What do I need for a home birth?

In reality, aside from a few extra towels, a hospital bag in case of transfer and something warm for your baby to wear after arrival, there is very little you really need for a home birth. However, there are plenty of things that you may like to have prepared for your home birth:

  • Birth pool – some women choose to use water for pain relief during labour and birth. While you can use a bath in labour, you will require a birth pool for the birth itself which you may need to hire privately or from your local hospital, if offered in your area, complete with a liner and birth pool kit, or you may need to buy one yourself.
  • Pain relief – paracetamol, TENS machine and hot water bottle are good options.
  • Waterproof sheet(s) – this is useful for your bed, sofa or floor, depending on where you choose to give birth and move afterwards.
  • Blankets – for you and baby, to keep you warm after birth, especially if you’ve just got out of the water.
  • Hat – for baby after birth. It’s important not to let their temperature drop.
  • Flannels – these can be used on your forehead to cool you during birth or as cold compresses on your perineum.
  • Food and drink – labour is hungry work and can take a long time! Your midwives will advise you to snack throughout and to keep well hydrated. It may also be a good idea to provide snacks and drinks, such as having the kettle ready, for the midwives too.
  • Torch/light – you may want low lighting during the birth if you are practising hypnobirthing, so this will allow your midwives to check you if necessary during labour and after the birth. If you require stitches, this will also help the midwives to see better.
  • Mirror – some women like to be able to see how baby is doing while crowning, and the midwives may use it too if you’re in a birth pool.
  • Music – many families like to choose their own playlist to invigorate or relax them during the different stages of labour and birth.
  • Aromatherapy – scented oils can provide relaxation, relief or energy during labour to help women get into the zone.

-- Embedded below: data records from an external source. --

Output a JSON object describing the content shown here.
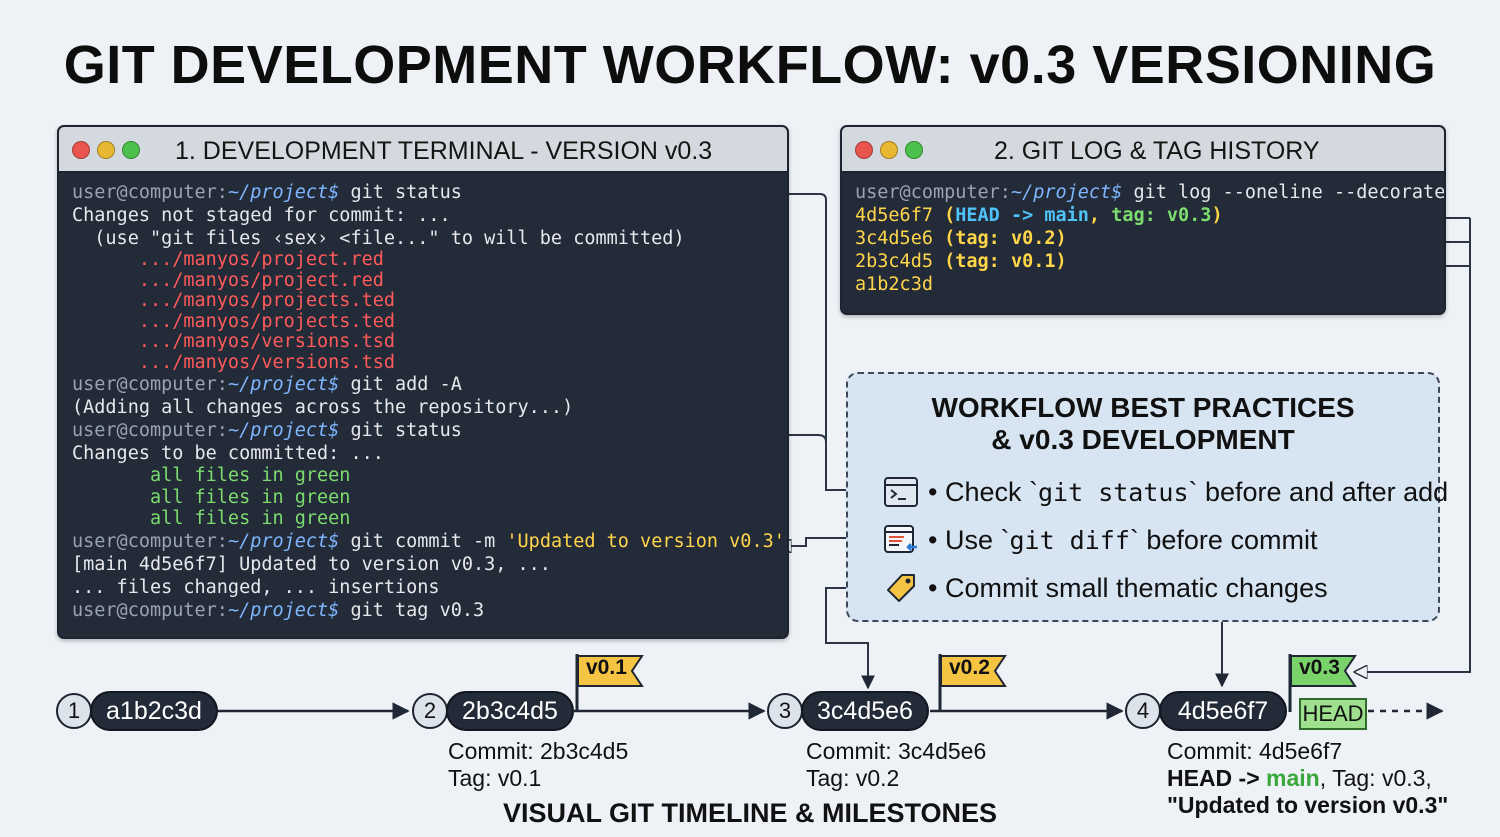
{
  "title": "GIT DEVELOPMENT WORKFLOW: v0.3 VERSIONING",
  "terminal": {
    "title": "1. DEVELOPMENT TERMINAL - VERSION v0.3",
    "prompt_user": "user@computer:",
    "prompt_path": "~/project$",
    "cmd_status": " git status",
    "not_staged": "Changes not staged for commit: ...",
    "use_hint": "  (use \"git files ‹sex› <file...\" to will be committed)",
    "red_files": [
      "      .../manyos/project.red",
      "      .../manyos/project.red",
      "      .../manyos/projects.ted",
      "      .../manyos/projects.ted",
      "      .../manyos/versions.tsd",
      "      .../manyos/versions.tsd"
    ],
    "cmd_add": " git add -A",
    "adding": "(Adding all changes across the repository...)",
    "cmd_status2": " git status",
    "to_commit": "Changes to be committed: ...",
    "green_files": [
      "       all files in green",
      "       all files in green",
      "       all files in green"
    ],
    "cmd_commit": " git commit -m ",
    "commit_msg": "'Updated to version v0.3'",
    "commit_result": "[main 4d5e6f7] Updated to version v0.3, ...",
    "files_changed": "... files changed, ... insertions",
    "cmd_tag": " git tag v0.3"
  },
  "gitlog": {
    "title": "2. GIT LOG & TAG HISTORY",
    "prompt_user": "user@computer:",
    "prompt_path": "~/project$",
    "cmd": " git log --oneline --decorate",
    "lines": [
      {
        "hash": "4d5e6f7",
        "open": " (",
        "head": "HEAD -> main",
        "sep": ", ",
        "tag": "tag: v0.3",
        "close": ")"
      },
      {
        "hash": "3c4d5e6",
        "open": " (",
        "tag": "tag: v0.2",
        "close": ")"
      },
      {
        "hash": "2b3c4d5",
        "open": " (",
        "tag": "tag: v0.1",
        "close": ")"
      },
      {
        "hash": "a1b2c3d"
      }
    ]
  },
  "best_practices": {
    "title_line1": "WORKFLOW BEST PRACTICES",
    "title_line2": "& v0.3 DEVELOPMENT",
    "items": [
      {
        "pre": "• Check `",
        "code": "git status",
        "post": "` before and after add",
        "icon": "terminal-icon"
      },
      {
        "pre": "• Use `",
        "code": "git diff",
        "post": "` before commit",
        "icon": "diff-window-icon"
      },
      {
        "pre": "• Commit small thematic changes",
        "code": "",
        "post": "",
        "icon": "tag-icon"
      }
    ]
  },
  "timeline": {
    "title": "VISUAL GIT TIMELINE & MILESTONES",
    "nodes": [
      {
        "num": "1",
        "hash": "a1b2c3d"
      },
      {
        "num": "2",
        "hash": "2b3c4d5"
      },
      {
        "num": "3",
        "hash": "3c4d5e6"
      },
      {
        "num": "4",
        "hash": "4d5e6f7"
      }
    ],
    "flags": [
      "v0.1",
      "v0.2",
      "v0.3"
    ],
    "head_label": "HEAD",
    "captions": [
      {
        "commit": "Commit: 2b3c4d5",
        "tag": "Tag: v0.1"
      },
      {
        "commit": "Commit: 3c4d5e6",
        "tag": "Tag: v0.2"
      },
      {
        "commit": "Commit: 4d5e6f7",
        "head": "HEAD ->",
        "main": "main",
        "tag": ", Tag: v0.3,",
        "msg": "\"Updated to version v0.3\""
      }
    ]
  },
  "colors": {
    "flag_yellow": "#f6c443",
    "flag_green": "#7ad36a",
    "terminal_bg": "#232a38",
    "connector": "#3d4757"
  }
}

Overall, a home birth can offer a unique and personalised experience, and can be a safe and viable option for women with a low-risk pregnancy. With the support of a midwife and careful preparation, you can enjoy a positive and memorable birth experience in the comfort of your own home. And with the option to collect and bank your baby’s cord blood, you can also take steps to safeguard your family’s health and wellbeing for the future.